> **Problem requirements**
Which lines of the data below include the string "LauncherScreenView"? Return each of them.

> **Recorded data**
====
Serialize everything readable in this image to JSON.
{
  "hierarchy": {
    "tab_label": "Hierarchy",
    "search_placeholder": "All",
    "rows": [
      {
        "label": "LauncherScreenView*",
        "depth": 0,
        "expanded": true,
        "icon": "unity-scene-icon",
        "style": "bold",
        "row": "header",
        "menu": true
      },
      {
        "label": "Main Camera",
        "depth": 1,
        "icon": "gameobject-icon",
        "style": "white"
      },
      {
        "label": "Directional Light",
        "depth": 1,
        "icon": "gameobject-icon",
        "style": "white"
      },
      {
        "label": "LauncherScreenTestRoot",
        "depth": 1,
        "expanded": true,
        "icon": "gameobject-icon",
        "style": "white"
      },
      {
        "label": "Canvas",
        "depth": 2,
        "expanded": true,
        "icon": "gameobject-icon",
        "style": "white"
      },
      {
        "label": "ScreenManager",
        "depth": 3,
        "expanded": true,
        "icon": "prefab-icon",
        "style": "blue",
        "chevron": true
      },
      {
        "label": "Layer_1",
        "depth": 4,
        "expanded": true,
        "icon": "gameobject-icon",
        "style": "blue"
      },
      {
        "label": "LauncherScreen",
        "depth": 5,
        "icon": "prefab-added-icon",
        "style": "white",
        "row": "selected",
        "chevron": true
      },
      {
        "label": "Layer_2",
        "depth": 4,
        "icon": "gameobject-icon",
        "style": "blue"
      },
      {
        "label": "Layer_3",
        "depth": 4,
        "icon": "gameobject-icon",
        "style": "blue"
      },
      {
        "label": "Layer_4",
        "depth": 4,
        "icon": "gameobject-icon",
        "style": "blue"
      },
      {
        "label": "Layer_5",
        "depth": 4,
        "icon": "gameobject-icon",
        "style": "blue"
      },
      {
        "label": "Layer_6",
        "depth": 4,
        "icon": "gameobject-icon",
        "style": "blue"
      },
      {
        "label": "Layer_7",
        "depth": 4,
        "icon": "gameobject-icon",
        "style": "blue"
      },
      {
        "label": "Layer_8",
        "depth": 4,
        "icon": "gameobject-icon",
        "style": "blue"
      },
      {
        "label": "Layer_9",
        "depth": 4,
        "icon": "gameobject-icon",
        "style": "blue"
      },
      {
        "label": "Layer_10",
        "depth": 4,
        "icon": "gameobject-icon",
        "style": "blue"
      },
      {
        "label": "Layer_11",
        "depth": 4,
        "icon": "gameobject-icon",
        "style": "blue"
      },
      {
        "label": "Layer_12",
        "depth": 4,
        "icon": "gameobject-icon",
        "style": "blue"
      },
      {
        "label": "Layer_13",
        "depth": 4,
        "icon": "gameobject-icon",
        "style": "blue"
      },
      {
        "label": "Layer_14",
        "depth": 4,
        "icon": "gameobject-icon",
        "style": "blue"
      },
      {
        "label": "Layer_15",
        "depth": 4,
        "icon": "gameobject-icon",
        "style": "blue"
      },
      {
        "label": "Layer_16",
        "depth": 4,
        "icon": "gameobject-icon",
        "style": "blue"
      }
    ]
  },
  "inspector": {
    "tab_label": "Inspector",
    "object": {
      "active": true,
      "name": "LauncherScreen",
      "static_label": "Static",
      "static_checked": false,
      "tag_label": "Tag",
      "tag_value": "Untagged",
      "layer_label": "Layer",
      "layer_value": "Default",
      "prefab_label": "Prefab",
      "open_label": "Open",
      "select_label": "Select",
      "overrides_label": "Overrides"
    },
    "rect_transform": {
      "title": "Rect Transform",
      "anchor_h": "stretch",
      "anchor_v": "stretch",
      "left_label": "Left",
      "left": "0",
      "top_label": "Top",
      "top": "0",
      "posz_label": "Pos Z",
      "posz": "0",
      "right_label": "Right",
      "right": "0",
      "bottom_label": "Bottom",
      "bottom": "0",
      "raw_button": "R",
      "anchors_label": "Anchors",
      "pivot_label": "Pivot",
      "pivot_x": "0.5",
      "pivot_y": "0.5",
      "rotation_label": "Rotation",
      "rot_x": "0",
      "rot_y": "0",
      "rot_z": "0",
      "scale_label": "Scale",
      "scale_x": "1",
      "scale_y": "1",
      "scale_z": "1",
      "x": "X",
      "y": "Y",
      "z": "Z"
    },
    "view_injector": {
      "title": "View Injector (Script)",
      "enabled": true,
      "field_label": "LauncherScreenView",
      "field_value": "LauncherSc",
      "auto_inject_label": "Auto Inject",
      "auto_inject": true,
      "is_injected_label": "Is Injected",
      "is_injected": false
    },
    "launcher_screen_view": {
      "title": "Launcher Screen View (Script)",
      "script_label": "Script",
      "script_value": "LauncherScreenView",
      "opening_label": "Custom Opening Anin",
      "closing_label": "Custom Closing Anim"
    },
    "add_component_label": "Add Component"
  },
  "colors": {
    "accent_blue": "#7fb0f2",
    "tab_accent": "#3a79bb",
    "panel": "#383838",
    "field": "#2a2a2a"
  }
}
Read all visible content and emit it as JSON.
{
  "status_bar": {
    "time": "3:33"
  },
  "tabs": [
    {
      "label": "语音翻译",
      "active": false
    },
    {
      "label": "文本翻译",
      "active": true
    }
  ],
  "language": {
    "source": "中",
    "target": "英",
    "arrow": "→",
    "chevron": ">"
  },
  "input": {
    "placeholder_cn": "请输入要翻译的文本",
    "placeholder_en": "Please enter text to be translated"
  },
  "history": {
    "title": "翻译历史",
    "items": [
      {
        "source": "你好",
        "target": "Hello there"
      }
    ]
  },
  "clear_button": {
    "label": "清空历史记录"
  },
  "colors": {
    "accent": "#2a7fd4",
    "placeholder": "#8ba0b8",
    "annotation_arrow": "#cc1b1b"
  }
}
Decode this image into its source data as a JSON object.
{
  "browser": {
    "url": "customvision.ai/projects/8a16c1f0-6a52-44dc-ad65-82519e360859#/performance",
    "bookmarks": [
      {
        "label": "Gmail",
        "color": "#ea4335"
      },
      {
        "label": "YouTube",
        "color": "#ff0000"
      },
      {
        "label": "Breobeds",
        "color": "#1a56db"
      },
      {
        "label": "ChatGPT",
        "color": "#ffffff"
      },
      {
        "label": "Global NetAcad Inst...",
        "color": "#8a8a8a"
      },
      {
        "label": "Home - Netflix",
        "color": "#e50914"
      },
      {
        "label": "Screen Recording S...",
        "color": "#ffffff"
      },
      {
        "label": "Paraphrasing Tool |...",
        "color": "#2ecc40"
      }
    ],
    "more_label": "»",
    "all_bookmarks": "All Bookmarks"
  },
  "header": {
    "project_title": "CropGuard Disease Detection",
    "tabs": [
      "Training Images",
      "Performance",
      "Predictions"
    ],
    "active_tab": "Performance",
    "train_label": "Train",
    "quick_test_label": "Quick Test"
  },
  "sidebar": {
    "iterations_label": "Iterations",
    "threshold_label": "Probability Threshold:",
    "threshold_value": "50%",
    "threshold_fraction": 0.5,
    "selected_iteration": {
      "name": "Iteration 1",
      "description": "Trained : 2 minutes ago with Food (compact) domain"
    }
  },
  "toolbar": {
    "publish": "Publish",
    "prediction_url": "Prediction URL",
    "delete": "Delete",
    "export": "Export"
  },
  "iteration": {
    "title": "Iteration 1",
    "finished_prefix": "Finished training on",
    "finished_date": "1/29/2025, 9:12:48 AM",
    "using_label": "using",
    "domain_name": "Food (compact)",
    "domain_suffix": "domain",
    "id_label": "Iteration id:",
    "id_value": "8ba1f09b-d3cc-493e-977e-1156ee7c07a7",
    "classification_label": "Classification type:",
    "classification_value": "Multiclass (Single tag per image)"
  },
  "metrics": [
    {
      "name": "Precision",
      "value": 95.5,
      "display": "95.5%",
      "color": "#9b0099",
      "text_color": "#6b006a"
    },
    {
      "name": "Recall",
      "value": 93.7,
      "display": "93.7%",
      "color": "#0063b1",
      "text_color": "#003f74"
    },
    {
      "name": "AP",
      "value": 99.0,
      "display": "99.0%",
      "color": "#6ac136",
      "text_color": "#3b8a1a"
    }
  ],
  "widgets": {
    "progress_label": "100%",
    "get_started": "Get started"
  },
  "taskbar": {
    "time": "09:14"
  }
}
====
> **Solution**
        "label": "LauncherScreenView*",
      "field_label": "LauncherScreenView",
      "script_value": "LauncherScreenView",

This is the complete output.